Tribes and the Rule of the “Islamic State”: The Case of the Syrian City pf Deir Ez-Zor

Tribes are of crucial importance in the societies of the Middle East. They are a socio-political unit that is powerful in exerting control over communities, land and resources. It is for that reason that authorities have, for centuries, been keen on gaining the loyalties of tribes and integrating them into their own power structures. This remains true for states in the Middle East, but also for non-state actors such as jihadist groups. The Konrad-Adenauer-Stiftung in cooperation with the Issam Fares Institute for Public Policy and International Affairs at the American University of Beirut published an in-depth study on the transformation of Sunni tribes in Syria, their relationship to the central authority in Damascus and to the Islamic State. The research puts a particular focus on the geographic distribution, sheikhdom and tribal leadership in the Syrian city of Deir Ez-Zor.

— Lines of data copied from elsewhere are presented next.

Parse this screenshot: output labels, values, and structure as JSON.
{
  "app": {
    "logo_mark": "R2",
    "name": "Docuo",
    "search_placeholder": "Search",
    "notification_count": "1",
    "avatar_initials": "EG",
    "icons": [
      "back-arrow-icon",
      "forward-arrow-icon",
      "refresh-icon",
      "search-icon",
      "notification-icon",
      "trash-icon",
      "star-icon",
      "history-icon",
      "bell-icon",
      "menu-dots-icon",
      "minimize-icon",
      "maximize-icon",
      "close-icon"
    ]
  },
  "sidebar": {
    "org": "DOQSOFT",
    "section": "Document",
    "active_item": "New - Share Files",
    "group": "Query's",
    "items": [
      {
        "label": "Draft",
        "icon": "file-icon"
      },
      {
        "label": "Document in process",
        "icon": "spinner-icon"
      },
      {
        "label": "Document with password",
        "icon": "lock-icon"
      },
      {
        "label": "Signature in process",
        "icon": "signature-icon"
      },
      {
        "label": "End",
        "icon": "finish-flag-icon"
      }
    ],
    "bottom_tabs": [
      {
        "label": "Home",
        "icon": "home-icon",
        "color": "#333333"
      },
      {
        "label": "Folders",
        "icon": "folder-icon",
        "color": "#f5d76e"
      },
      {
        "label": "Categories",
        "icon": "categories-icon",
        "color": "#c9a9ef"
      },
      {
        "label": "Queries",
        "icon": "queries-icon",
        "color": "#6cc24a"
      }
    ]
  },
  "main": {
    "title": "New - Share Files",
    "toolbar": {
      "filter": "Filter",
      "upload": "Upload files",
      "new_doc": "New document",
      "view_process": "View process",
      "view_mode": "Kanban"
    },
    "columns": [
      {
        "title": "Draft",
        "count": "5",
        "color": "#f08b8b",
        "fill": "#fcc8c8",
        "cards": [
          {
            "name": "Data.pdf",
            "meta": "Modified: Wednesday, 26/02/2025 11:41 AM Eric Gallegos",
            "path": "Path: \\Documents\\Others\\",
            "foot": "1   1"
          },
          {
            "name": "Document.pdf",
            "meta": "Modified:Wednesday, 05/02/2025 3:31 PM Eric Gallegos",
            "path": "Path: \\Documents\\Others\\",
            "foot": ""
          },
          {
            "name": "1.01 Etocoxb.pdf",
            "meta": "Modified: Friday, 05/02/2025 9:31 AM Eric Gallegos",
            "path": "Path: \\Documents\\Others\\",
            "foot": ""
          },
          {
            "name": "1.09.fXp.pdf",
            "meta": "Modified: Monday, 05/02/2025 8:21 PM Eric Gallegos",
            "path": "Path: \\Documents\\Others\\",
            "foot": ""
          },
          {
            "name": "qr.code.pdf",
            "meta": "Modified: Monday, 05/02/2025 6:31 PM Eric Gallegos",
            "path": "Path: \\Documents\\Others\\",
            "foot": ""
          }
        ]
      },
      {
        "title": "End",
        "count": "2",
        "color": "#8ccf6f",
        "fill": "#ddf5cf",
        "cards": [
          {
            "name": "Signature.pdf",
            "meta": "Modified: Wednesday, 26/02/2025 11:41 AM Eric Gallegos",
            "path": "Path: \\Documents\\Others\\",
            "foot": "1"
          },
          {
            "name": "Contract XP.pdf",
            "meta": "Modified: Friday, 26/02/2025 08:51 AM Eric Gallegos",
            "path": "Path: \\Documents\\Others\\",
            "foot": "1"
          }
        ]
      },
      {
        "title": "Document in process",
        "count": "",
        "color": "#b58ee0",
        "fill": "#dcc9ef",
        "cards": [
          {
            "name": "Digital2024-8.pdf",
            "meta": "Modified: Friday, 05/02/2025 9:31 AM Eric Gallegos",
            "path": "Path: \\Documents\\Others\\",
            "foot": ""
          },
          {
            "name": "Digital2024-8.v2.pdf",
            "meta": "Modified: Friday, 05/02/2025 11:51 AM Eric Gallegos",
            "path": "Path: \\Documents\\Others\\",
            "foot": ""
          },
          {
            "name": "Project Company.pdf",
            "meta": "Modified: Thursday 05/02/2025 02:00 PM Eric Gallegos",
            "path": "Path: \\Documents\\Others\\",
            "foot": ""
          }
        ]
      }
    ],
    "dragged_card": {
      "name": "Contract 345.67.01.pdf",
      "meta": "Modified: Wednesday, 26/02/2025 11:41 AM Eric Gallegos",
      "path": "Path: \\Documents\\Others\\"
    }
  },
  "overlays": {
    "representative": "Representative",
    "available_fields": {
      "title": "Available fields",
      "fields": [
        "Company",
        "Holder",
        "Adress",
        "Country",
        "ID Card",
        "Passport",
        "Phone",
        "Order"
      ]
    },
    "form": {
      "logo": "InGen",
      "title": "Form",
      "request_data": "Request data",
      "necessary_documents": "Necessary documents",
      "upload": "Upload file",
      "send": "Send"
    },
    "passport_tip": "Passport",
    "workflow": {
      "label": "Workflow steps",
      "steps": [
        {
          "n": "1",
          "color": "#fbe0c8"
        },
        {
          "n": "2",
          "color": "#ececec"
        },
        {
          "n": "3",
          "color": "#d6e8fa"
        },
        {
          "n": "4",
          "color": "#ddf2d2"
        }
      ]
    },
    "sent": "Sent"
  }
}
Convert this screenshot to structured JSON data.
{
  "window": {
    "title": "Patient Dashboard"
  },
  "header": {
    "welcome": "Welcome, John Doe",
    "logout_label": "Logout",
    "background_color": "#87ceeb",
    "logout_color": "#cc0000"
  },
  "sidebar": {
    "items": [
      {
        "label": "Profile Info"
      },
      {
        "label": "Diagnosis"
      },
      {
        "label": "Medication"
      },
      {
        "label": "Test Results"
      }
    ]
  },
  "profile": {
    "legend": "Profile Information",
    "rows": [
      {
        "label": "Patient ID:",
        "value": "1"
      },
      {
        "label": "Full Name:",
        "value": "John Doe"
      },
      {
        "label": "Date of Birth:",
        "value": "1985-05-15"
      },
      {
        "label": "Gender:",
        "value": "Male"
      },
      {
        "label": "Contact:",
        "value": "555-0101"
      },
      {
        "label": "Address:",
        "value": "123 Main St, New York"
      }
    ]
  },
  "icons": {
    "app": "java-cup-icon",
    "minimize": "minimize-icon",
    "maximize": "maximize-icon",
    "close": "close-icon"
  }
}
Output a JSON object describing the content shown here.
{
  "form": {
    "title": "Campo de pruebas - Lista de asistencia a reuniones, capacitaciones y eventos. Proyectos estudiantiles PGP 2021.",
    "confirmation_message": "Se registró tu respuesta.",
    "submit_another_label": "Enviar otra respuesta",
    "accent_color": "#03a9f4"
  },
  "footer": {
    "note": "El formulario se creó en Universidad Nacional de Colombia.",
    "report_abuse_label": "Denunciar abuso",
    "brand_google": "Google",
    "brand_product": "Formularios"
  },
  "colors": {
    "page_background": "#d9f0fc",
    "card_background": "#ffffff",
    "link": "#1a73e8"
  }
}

Lebanon and the Return of the Displaced Syrians

Problematics and Scenarios Towards a State Approach

With Lebanon being the country that took in the most Syrian refugees per capita since 2011, this paper discusses the arrangements for the return of the displaced Syrians, defining the roles and responsibilities of Lebanon and the international community, and hoping to contribute to framing general national policies on the subject. In this joint publication of the KAS Syria/Iraq Office and the Issam Fares Institute, the author, Ziad El-Sayegh, explores Lebanon’s concerns with the preparation of a voluntary, dignified and safe return.

From Jabhat al-Nusra to Hay'at Tahrir al-Sham

KAS and Nahrain Center publish paper on the evolution and approach of HTS

In this joint publication of the KAS Syria/Iraq Office and the Al-Nahrain Center for Strategic Studies, Aymenn Jawad al-Tamimi writes on the history and evolution of the group Hay'at Tahrir al-Sham, beginning from its formation as the al-Qaeda affiliate Jabhat al-Nusra, to Jabhat Fatah al- Sham and, finally, the present form of Hay'at Tahrir al-Sham. Based on testimonies from high-ranking operatives, the article discusses the complex relationship of Jabhat al-Nusra, Jabhat Fatah al-Sham and Hay'at Tahrir al-Sham to al-Qaeda during the transformation and rebranding process.

Alternative Governance - The Involvement of Non-State Actors

KAS and Maison du Futur publish paper on Iraqi Reconstruction Process

With the Islamic State (ISIL) militarily defeated, Baghdad is now pushing for international assistance, including foreign investments and loans for its reconstruction process. Isadora Gotts, guest researcher at Konrad-Adenauer-Stiftung’s Syria/Iraq Office, explores in this paper, published with Maison du Futur, the main obstacles to Iraq’s recovery and argues that a successful reconstruction process must take into account all actors that wield considerable influence on the national and local level, which in Iraq’s case include a variety of Non-State Armed Groups.